▶ **EXERCISE GOAL**:
Repeat every entry, word for word, leaving no line out.

*** Opening DATA ***

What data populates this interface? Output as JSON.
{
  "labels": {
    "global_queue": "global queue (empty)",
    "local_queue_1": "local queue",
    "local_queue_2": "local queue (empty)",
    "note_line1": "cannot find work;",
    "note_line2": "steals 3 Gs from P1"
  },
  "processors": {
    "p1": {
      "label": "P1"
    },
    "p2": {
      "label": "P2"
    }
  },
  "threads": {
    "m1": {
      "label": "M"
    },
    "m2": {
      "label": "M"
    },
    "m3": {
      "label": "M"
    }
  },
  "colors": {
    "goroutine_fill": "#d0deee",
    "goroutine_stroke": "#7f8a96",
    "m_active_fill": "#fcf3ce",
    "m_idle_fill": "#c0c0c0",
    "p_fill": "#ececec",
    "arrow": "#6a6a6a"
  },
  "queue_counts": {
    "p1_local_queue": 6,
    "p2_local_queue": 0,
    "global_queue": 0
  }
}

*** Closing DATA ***

▶ **TASK SOLUTION**:
What data populates this interface? Output as JSON.
{
  "labels": {
    "global_queue": "global queue (empty)",
    "local_queue_1": "local queue",
    "local_queue_2": "local queue (empty)",
    "note_line1": "cannot find work;",
    "note_line2": "steals 3 Gs from P1"
  },
  "processors": {
    "p1": {
      "label": "P1"
    },
    "p2": {
      "label": "P2"
    }
  },
  "threads": {
    "m1": {
      "label": "M"
    },
    "m2": {
      "label": "M"
    },
    "m3": {
      "label": "M"
    }
  },
  "colors": {
    "goroutine_fill": "#d0deee",
    "goroutine_stroke": "#7f8a96",
    "m_active_fill": "#fcf3ce",
    "m_idle_fill": "#c0c0c0",
    "p_fill": "#ececec",
    "arrow": "#6a6a6a"
  },
  "queue_counts": {
    "p1_local_queue": 6,
    "p2_local_queue": 0,
    "global_queue": 0
  }
}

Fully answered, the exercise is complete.